Assignment: Among the lines of the records below, copy those that hold the word "title".

Supplied data:
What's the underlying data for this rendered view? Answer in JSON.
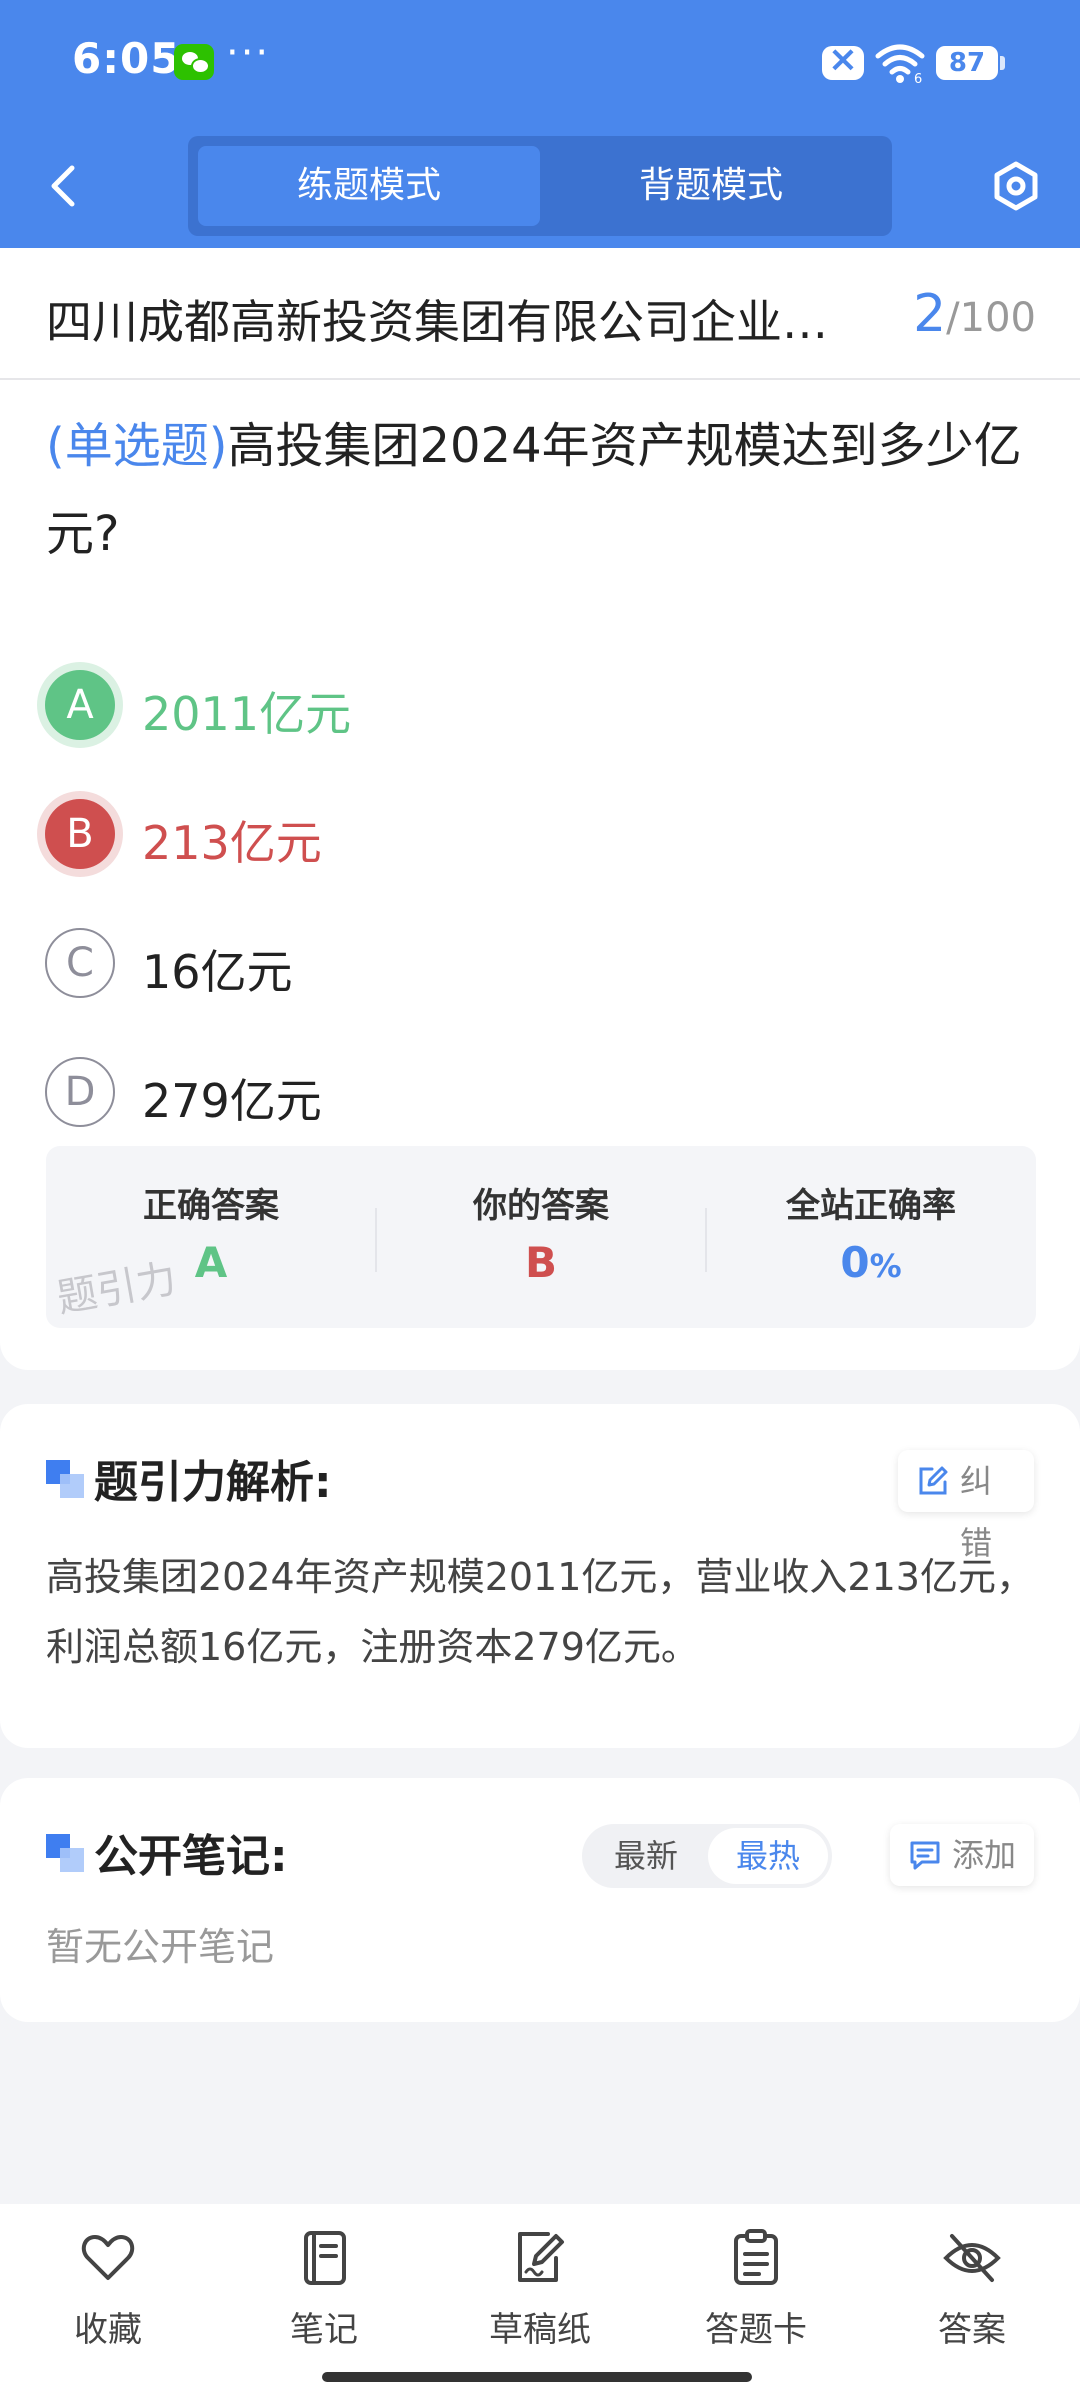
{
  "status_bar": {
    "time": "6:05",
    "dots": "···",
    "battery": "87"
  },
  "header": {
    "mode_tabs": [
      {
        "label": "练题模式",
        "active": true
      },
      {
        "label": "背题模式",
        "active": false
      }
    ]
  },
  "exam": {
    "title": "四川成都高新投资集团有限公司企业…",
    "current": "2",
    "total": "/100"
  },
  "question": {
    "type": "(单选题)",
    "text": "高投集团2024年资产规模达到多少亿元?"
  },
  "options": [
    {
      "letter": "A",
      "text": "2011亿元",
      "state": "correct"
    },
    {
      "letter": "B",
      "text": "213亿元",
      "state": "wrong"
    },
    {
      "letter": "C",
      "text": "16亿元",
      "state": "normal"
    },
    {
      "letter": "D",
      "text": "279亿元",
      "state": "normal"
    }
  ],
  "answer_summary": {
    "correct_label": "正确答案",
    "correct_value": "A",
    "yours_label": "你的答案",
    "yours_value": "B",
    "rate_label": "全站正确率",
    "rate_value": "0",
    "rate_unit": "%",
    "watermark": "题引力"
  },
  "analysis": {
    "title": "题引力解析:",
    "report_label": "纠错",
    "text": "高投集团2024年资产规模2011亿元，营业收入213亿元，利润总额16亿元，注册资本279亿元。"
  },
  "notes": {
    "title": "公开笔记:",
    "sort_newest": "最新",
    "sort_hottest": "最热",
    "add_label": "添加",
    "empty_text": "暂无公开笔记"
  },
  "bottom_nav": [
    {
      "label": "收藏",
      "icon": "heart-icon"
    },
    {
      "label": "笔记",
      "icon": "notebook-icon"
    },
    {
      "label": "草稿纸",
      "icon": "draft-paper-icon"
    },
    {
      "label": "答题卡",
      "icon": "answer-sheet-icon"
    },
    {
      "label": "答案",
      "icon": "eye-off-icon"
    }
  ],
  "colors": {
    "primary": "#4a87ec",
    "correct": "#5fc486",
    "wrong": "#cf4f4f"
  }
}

Response box:
    "title": "四川成都高新投资集团有限公司企业…",
    "title": "题引力解析:",
    "title": "公开笔记:",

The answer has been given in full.